24 Sep Fun factor: 13 not-so-scary things to do in the 501 this fall
by Linda Henderson
Finally, October will soon arrive in Central Arkansas. Most folks think the only thing to do in October is related to the costumed trick or treaters that will be taking to the streets in droves, but there are lots of things to do that do not necessarily relate to spooky things.
So, if you are not keen on Halloween, no worry — the 501 has many other things to do and see.
A visit to an Arkansas State Park will always be No. 1 for me.
Make a day trip or a camping weekend to Woolly Hollow State Park, which has 370 acres of hardwood forest with a small lake built by the Civilian Conservation Corps in 1933. There is an original homestead cabin in the park. It was built by an early pioneer family and has been completely restored. It makes a wonderful backdrop for the autumn leaves.
If you want a little spooky but not too scary, visit an old cemetery.
Try to visit one that is the final resting place of your family ancestors. It is a great way to share family history and stories with the next generation.
Take a picnic to an area lake or find a creek with running water.
Colors of changing leaves reflecting in the water are a beautiful sight. And who knows, it still might be warm enough to dip your feet in the water.
Take a drive on a rural road.
There are so many beautiful drives in the 501. Last October, my favorite Saturday afternoon drive was around Greers Ferry Lake between Heber Springs and Higden.
Visit a county courthouse.
All the 501 county courthouses are beautifully landscaped, and many have numerous old towering oaks and other hardwoods.
Visit the “old town” part of your hometown.
Older neighborhoods are where white picket fences and stunning old trees with changing leaves are found.
Head down Highway 60 in Perry County and enjoy Saint Boniface Church in all her stately fall beauty.
After your visit to Saint Boniface, drive on up Petit Jean Mountain.
My favorite Arkansas State Park is Petit Jean. The turning leaves on the mountain are some of the finest vistas in Arkansas.
Find a swamp to visit.
There is nothing much more beautiful that a swamp cypress tree as it goes from summer’s green to fall’s golden orange.
Take a Sunday afternoon drive in Pulaski County.
Drive down a county road and enjoy the cotton bolls ready to be picked.
Watch the Harvest Full Moon rising.
This year, the Harvest Moon or October’s full moon rises at approximately 6:51 p.m. Wednesday, Oct. 24.
Visit a pumpkin patch.
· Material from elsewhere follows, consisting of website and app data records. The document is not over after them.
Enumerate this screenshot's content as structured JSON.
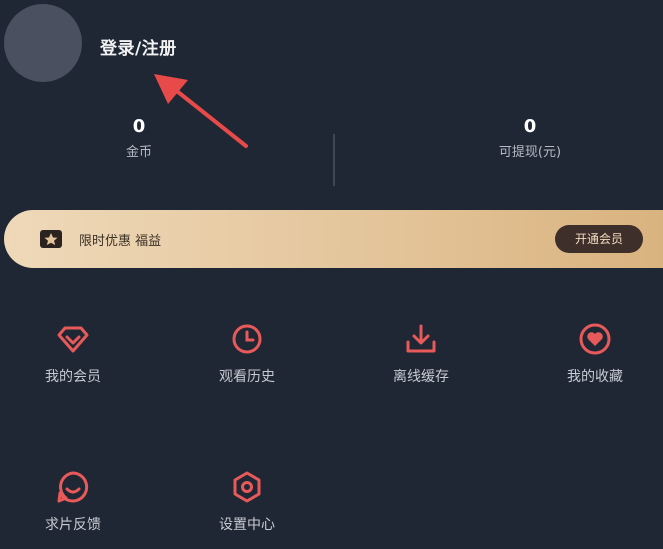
{
  "profile": {
    "login_label": "登录/注册"
  },
  "stats": [
    {
      "value": "0",
      "label": "金币"
    },
    {
      "value": "0",
      "label": "可提现(元)"
    }
  ],
  "vip_banner": {
    "icon": "vip-ticket-icon",
    "text": "限时优惠 福益",
    "button_label": "开通会员"
  },
  "menu": [
    {
      "label": "我的会员",
      "icon": "diamond-icon"
    },
    {
      "label": "观看历史",
      "icon": "clock-icon"
    },
    {
      "label": "离线缓存",
      "icon": "download-icon"
    },
    {
      "label": "我的收藏",
      "icon": "heart-icon"
    },
    {
      "label": "求片反馈",
      "icon": "feedback-icon"
    },
    {
      "label": "设置中心",
      "icon": "settings-icon"
    }
  ],
  "colors": {
    "background": "#1f2734",
    "accent": "#e85a5a",
    "annotation_arrow": "#e84a4a",
    "banner_gold": "#e4c59b"
  }
}
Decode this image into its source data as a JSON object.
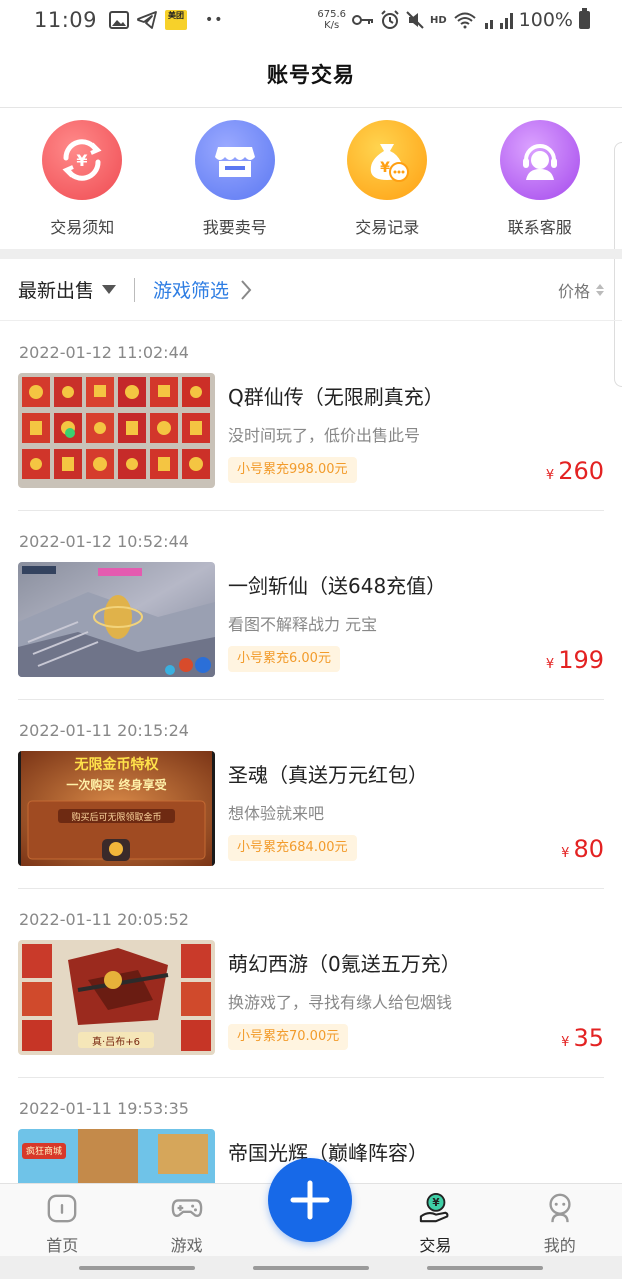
{
  "status_bar": {
    "time": "11:09",
    "meituan_badge": "美团",
    "dots": "••",
    "net_speed_value": "675.6",
    "net_speed_unit": "K/s",
    "hd": "HD",
    "battery": "100%",
    "icons": [
      "image-icon",
      "telegram-icon",
      "meituan-icon",
      "key-icon",
      "alarm-icon",
      "mute-icon",
      "wifi-icon",
      "signal-icon",
      "battery-icon"
    ]
  },
  "header": {
    "title": "账号交易"
  },
  "quick_actions": [
    {
      "label": "交易须知",
      "icon": "exchange-cycle-icon",
      "color": "#ef4b52"
    },
    {
      "label": "我要卖号",
      "icon": "store-icon",
      "color": "#5b78f2"
    },
    {
      "label": "交易记录",
      "icon": "money-bag-icon",
      "color": "#ff9f12"
    },
    {
      "label": "联系客服",
      "icon": "headset-agent-icon",
      "color": "#a448ec"
    }
  ],
  "filter": {
    "latest": "最新出售",
    "game_filter": "游戏筛选",
    "price": "价格"
  },
  "currency_symbol": "¥",
  "listings": [
    {
      "date": "2022-01-12 11:02:44",
      "title": "Q群仙传（无限刷真充）",
      "desc": "没时间玩了，低价出售此号",
      "tag": "小号累充998.00元",
      "price": "260"
    },
    {
      "date": "2022-01-12 10:52:44",
      "title": "一剑斩仙（送648充值）",
      "desc": "看图不解释战力 元宝",
      "tag": "小号累充6.00元",
      "price": "199"
    },
    {
      "date": "2022-01-11 20:15:24",
      "title": "圣魂（真送万元红包）",
      "desc": "想体验就来吧",
      "tag": "小号累充684.00元",
      "price": "80"
    },
    {
      "date": "2022-01-11 20:05:52",
      "title": "萌幻西游（0氪送五万充）",
      "desc": "换游戏了，寻找有缘人给包烟钱",
      "tag": "小号累充70.00元",
      "price": "35"
    },
    {
      "date": "2022-01-11 19:53:35",
      "title": "帝国光辉（巅峰阵容）",
      "desc": "",
      "tag": "",
      "price": ""
    }
  ],
  "thumb_text": {
    "t3_line1": "无限金币特权",
    "t3_line2": "一次购买 终身享受",
    "t3_line3": "购买后可无限领取金币",
    "t4_caption": "真·吕布+6",
    "t5_badge": "疯狂商城"
  },
  "bottom_nav": {
    "items": [
      {
        "label": "首页",
        "icon": "home-icon",
        "active": false
      },
      {
        "label": "游戏",
        "icon": "gamepad-icon",
        "active": false
      },
      {
        "label": "交易",
        "icon": "trade-hand-icon",
        "active": true
      },
      {
        "label": "我的",
        "icon": "profile-icon",
        "active": false
      }
    ],
    "fab_icon": "plus-icon",
    "accent": "#1769e8"
  },
  "colors": {
    "price_red": "#e32222",
    "link_blue": "#2f7ee3",
    "tag_orange": "#f29b2b"
  }
}
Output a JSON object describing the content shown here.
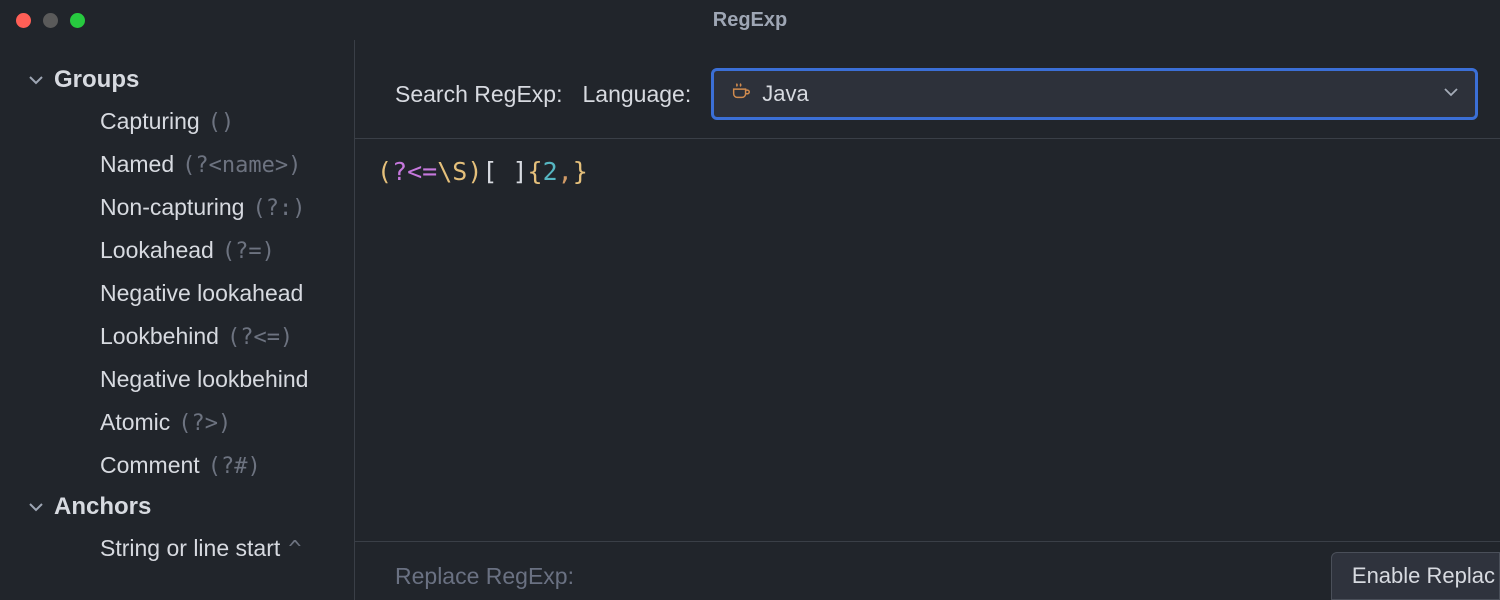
{
  "window": {
    "title": "RegExp"
  },
  "sidebar": {
    "sections": [
      {
        "title": "Groups",
        "items": [
          {
            "label": "Capturing",
            "hint": "()"
          },
          {
            "label": "Named",
            "hint": "(?<name>)"
          },
          {
            "label": "Non-capturing",
            "hint": "(?:)"
          },
          {
            "label": "Lookahead",
            "hint": "(?=)"
          },
          {
            "label": "Negative lookahead",
            "hint": ""
          },
          {
            "label": "Lookbehind",
            "hint": "(?<=)"
          },
          {
            "label": "Negative lookbehind",
            "hint": ""
          },
          {
            "label": "Atomic",
            "hint": "(?>)"
          },
          {
            "label": "Comment",
            "hint": "(?#)"
          }
        ]
      },
      {
        "title": "Anchors",
        "items": [
          {
            "label": "String or line start",
            "hint": "^"
          }
        ]
      }
    ]
  },
  "search": {
    "label": "Search RegExp:",
    "languageLabel": "Language:",
    "languageValue": "Java"
  },
  "regex": {
    "p1": "(",
    "p2": "?<=",
    "p3": "\\S",
    "p4": ")",
    "p5": "[ ]",
    "p6": "{",
    "p7": "2",
    "p8": ",",
    "p9": "}"
  },
  "footer": {
    "replaceLabel": "Replace RegExp:",
    "enableButton": "Enable Replac"
  }
}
The patches I enjoy the most are Schaefer’s and Collins Pumpkin Patch and The Barn at Lollie. Schaefer’s and Collins Patch opens at the end of September. There are oodles of varieties of pumpkins available, a petting zoo, hayrides and fun tractor rides for the kids. The Barn at Lollie has a corn maze that will allow your family to meander through the maze for hours.
Visit an apple orchard.
Central Arkansas has an abundance of orchards. Then go home and make an iron skillet apple pie. I’ve included my almost famous and easy iron skillet apple pie recipe in this story.
Aunt Linda’s Easy Skillet Apple Pie
1/2 a stick of salted butter
4 Granny Smith Apples
1 cup sugar
1/2 cup of brown sugar
2 teaspoons ground cinnamon
4 small chunks of salted butter
Aunt Linda’s secret recipe for pie crust: 2 Pillsbury refrigerated pre-rolled pie crusts.
Preheat oven to 350 degrees. Allow pie crust to warm to room temperature (about 15 minutes). Place butter into a hot 10-inch cast iron skillet. Allow the butter to melt in the oven. Remove skillet from the oven after it is hot. Place one of the refrigerated pie crusts into the iron skillet. Prepare apples by peeling, coring and thinly slicing into small chunks. Add sugars and cinnamon to apples. Mix together so that sugars and cinnamon cover each apple chunk. Add apple mixture to skillet along with the four small chunks of salted butter. Cover the pie with the second refrigerated pie crust. Cut four slits into the top of the crust for steam. Bake in the preheated oven until the apples are tender and the crust is golden brown, about 45 minutes. Serve warm.
Unleash your creative side and wear a fun Halloween themed costume.
October is one of the best months of the year. The weather is perfect, and there is so much to do. It’s the best time to embrace the outdoors, the bountiful harvest and the haunted happenings in the 501.
Linda Henderson is a lifelong resident of the 501. During the week, Linda is a registered nurse at the Conway Human Development Center. On the weekends, she and her husband, Jim, travel the 501 and other areas of Arkansas. Jim drives and hauls equipment. Linda takes photographs of Arkansas. During their travels, they have gained appreciation and love for The Natural State. They have found the 501 has so much to offer for weekend fun and beauty to photograph.